Whistleblowing About Swiss Banks' Bad Behavior Just Became Safer
from the terms-and-conditions-apply dept
Whistleblowers play a vital role in releasing information the powerful would rather keep secret. But the former pay a high price for their bravery, as the experiences of recent whistleblowers such as Chelsea Manning and Edward Snowden make plain. Another whistleblower whose life has become very difficult after leaking is Rudolf Elmer. He has a Web site about his actions and his subsequent problems, but it’s not the easiest to navigate. Here’s Wikipedia’s summary of who he is and what he did:
In 2008, Elmer illegally disclosed confidential bank documents to WikiLeaks detailing the activities of [the Swiss multinational private bank] Julius Bär in the Cayman Islands and its role in alleged tax evasion. In January 2011, he was convicted in Switzerland of breaching secrecy laws and other offenses. He was rearrested immediately thereafter for having again distributed illegally obtained data to WikiLeaks. Julius Bär as well as select Swiss and German newspapers alleges that Elmer has doctored evidence to suggest the bank engaged in tax evasion.
According to a new article about him in the Economist, Elmer has undergone no less than 48 prosecutorial interrogations, spent six months in solitary confinement and faced 70 court rulings. The good news is that he has finally won an important court case at Switzerland’s Supreme Court. The court ruled that since Elmer was employed by the Cayman Islands affiliate of the Zurich-based Julius Bär bank, he was not bound by Switzerland’s strict secrecy laws when he passed information to WikiLeaks. Here’s why that is a big deal, and not just for Elmer:

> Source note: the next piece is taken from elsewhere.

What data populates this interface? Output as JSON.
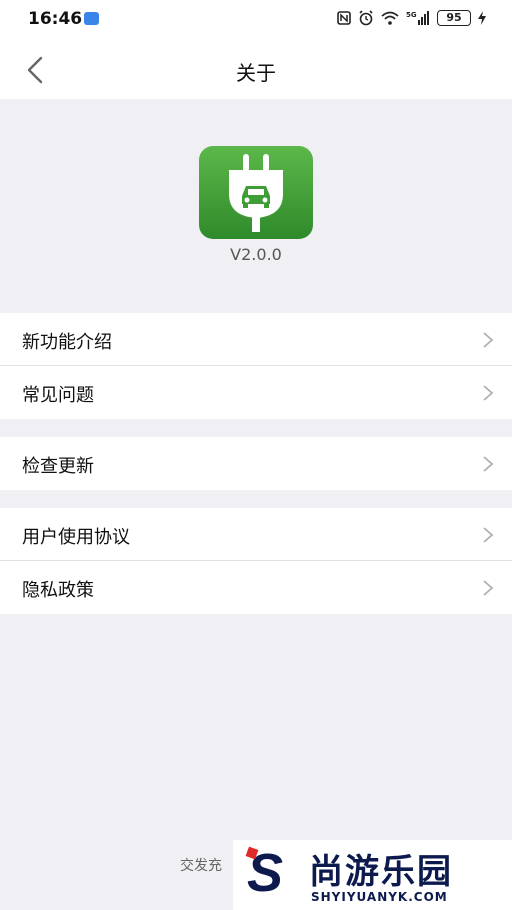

The ruling matters because Swiss banks are among the world’s most international. They employ thousands of private bankers offshore, and many more in outsourcing operations in countries like India and Poland. Many foreign employees are involved in creating structures comprising overseas companies and trusts linked to a Swiss bank account. Thanks to the ruling, as long as their employment contract is local they can now leak information on suspected tax evasion or other shenanigans without fear of falling under Switzerland’s draconian secrecy law, which imposes jail terms of up to five years on whistleblowers.
Sadly, Elmer’s problems aren’t over. According to the Economist article, he was found guilty of forging a letter and making a threat, and has been ordered to pay SFr320,000 ($325,000) towards the costs of the case. He maintains this was imposed on him as “revenge” for prevailing in the main part of his case. Certainly, in the light of the Supreme Court’s ruling in favor of whistleblowing, he is unlikely to have won any new friends in the world of Swiss banking.